A maritime repair company, based in Jamaica, has invoked the jurisdiction of the local courts to help resolve its dispute with a former client over unpaid fees.
Guardian Media understands that earlier this month, German Ship Repair Jamaica Limited applied for and obtained an arrest warrant against the general cargo and container ship “Mabrooka”.
According to the company’s court filings, obtained by Guardian Media, it is claiming that the owners of the vessel, Panama-based Mabrooka Trading, and Maritime Transport Company, owes it US$201,000 for repairs it recently performed on the vessel.
Last month, the company applied for an arrest warrant in Guyana’s Supreme Court as the vessel was in that country’s waters at the time.
However, it could not execute it as its satellite tracking system was not functioning.
“This suggests that the Master of the vessel has switched off their “AIS” system and is attempting to evade legal process,” the company’s lawyers Nyree Alfonso and Asif Hosein-Shah said in their court filings.
A similar application was filed locally after the vessel was discovered docked in Pointe-a-Pierre as it engaged in bunkering.
The arrest warrant was eventually granted by High Court Judge Kevin Ramcharan on June 8 and the vessel remained under the control of the Admiralty Marshall.
The company initially demanded $350,000 in security to release the vessel, however, attorneys representing the vessel’s owners subsequently made an application for bail to be set by a court pending the determination of legal proceedings between the parties.
After a brief virtual hearing yesterday morning, Justice Frank Seepersad granted an order permitting the release of the vessel provided that its owners provide a US$270,000 security bond.
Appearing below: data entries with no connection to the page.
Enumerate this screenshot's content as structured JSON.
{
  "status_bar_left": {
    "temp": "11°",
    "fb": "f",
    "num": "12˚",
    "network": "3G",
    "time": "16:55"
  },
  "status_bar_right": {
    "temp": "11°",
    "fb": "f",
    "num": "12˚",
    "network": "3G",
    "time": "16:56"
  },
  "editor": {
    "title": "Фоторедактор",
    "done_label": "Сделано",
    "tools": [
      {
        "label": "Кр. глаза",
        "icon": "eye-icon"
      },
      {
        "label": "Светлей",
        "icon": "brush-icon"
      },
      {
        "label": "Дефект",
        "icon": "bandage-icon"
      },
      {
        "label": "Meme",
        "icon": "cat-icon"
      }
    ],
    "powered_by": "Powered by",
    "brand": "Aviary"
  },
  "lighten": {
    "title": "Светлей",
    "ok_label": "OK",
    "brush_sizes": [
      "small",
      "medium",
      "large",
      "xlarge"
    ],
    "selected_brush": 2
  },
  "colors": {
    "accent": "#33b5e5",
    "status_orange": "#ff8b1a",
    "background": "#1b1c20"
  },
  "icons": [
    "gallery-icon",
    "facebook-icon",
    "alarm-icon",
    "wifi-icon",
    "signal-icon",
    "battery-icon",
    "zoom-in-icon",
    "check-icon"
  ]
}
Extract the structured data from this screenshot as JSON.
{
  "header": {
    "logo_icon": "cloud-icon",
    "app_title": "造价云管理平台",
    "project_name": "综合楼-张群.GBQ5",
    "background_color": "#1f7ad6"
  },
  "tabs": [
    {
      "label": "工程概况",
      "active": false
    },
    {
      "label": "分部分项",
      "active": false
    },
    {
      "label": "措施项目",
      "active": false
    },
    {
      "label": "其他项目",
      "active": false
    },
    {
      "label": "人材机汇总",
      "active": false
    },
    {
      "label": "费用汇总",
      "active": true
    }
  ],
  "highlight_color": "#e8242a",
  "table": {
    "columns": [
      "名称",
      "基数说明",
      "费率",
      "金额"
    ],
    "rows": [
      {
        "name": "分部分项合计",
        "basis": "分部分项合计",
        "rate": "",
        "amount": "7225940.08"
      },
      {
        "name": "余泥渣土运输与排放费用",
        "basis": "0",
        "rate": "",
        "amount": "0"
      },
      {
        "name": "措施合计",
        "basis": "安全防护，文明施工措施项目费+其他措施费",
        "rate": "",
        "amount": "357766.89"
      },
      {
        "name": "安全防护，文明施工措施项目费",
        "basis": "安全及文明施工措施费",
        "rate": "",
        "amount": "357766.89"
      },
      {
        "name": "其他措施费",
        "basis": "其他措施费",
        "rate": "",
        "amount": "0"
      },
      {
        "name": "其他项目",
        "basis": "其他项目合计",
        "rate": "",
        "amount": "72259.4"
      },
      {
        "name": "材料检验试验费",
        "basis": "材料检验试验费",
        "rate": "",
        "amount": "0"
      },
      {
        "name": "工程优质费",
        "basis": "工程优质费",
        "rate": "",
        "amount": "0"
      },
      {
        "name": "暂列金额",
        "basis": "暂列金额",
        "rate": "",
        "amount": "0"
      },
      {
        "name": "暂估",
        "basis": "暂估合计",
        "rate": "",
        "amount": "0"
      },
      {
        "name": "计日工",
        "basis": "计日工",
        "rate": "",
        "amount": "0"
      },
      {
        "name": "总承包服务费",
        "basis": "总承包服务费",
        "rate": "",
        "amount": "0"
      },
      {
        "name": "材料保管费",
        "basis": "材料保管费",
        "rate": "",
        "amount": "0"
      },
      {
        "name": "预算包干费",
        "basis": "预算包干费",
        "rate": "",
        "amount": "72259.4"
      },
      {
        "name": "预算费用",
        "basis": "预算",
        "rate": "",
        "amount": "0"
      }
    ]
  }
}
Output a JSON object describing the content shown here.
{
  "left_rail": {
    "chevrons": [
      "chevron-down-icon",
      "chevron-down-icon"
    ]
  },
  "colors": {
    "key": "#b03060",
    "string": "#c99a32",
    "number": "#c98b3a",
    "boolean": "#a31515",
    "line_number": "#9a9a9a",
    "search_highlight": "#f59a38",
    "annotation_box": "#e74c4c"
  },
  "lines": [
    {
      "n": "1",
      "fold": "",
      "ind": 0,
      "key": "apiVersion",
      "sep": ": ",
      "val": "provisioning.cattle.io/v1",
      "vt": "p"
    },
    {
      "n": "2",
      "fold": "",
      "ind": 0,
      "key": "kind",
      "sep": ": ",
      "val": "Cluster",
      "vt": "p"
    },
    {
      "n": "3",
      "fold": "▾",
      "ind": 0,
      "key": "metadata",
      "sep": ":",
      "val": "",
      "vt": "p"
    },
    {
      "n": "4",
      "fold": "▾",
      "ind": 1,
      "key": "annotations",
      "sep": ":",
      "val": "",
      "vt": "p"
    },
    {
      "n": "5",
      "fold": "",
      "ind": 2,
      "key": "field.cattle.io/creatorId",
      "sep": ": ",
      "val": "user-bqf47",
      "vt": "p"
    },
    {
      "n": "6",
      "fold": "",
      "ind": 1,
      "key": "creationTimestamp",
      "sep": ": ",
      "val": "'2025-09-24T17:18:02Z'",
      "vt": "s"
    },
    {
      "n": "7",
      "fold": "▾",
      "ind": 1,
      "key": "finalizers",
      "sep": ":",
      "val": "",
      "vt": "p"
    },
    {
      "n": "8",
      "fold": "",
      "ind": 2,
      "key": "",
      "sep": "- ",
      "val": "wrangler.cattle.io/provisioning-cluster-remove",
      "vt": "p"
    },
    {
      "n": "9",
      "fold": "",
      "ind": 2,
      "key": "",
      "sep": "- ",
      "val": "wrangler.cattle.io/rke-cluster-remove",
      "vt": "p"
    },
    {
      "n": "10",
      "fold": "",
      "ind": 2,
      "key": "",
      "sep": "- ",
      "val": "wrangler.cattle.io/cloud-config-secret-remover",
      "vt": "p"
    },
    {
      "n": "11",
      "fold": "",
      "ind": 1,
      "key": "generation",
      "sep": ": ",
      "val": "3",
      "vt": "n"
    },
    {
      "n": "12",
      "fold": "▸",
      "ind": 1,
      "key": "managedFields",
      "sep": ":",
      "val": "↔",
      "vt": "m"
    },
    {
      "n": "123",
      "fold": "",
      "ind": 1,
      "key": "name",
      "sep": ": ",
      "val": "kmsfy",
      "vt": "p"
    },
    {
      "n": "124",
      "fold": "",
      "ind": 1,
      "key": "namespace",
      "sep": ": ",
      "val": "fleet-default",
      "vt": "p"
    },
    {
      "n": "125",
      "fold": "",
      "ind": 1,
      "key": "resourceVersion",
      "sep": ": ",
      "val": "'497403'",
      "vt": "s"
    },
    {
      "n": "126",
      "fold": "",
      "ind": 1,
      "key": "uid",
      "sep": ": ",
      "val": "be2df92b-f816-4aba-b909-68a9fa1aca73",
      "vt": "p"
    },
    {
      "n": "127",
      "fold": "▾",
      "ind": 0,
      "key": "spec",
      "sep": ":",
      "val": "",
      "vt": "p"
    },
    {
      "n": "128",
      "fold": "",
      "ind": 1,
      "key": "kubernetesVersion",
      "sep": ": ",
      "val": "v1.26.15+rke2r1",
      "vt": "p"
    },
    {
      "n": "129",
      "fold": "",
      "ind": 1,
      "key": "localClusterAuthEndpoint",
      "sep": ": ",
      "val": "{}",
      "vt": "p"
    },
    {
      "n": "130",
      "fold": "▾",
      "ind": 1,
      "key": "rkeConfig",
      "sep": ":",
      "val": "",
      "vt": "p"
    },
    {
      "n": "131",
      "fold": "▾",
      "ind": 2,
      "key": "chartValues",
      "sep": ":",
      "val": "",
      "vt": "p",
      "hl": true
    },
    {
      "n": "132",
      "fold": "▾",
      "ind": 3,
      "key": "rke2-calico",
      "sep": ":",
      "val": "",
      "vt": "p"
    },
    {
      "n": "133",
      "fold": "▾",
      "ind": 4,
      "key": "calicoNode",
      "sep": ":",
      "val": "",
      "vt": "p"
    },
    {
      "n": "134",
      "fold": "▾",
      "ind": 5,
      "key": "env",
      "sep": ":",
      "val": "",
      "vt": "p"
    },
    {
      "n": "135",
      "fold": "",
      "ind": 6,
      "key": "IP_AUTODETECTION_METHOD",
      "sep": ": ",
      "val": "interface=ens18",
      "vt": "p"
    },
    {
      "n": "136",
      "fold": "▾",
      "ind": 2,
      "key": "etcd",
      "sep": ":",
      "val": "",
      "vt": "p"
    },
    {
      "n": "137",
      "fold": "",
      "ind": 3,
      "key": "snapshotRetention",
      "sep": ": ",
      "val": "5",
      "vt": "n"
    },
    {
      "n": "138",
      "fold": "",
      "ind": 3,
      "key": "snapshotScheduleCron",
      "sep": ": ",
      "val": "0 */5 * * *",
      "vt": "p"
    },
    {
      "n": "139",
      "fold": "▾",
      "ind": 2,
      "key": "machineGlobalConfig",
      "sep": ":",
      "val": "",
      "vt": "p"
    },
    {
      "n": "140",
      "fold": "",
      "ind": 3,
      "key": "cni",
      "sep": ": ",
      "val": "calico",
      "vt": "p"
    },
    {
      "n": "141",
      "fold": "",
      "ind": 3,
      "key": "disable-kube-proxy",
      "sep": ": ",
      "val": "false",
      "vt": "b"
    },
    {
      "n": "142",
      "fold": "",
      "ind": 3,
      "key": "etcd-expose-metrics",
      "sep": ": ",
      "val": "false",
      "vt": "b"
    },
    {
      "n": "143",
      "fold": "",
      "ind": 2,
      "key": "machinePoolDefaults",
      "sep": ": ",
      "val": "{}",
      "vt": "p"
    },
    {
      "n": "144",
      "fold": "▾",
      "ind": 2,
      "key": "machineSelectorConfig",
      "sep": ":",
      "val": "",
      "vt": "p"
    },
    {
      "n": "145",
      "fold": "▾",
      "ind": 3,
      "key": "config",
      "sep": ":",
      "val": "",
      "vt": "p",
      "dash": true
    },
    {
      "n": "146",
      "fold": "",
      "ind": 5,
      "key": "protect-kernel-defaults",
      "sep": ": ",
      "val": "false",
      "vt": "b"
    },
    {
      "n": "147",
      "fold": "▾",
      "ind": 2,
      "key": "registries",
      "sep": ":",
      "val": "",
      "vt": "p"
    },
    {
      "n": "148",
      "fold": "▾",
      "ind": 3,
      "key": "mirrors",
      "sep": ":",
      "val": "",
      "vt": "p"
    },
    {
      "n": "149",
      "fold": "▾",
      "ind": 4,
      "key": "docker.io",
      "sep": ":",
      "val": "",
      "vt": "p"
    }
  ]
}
Seepersad also granted another order permitting the temporary relocation of the vessel to Port-of-Spain, pending release, as the vessel’s owner claimed that it was incurring higher daily fees whilst docked in Pointe-a-Pierre.
“The potential saving by shifting the vessel to Port-of-Spain is therefore likely to be in the region of US$500 a day or more,” the vessel’s lawyers said in their court filings.
The vessel’s owner also indicated that despite its application, it would be still defending the claim.
“The defendant reserves the right to submit that the arrest of the vessel is wrongful and outside the jurisdiction of this Honourable Court, that the quantum of the claim is overstated, and the security demanded excessive,” they said.
The vessel’s owner is being represented by Gilbert Peterson, SC, Stacy Benjamin-Roach and Curtis Cave.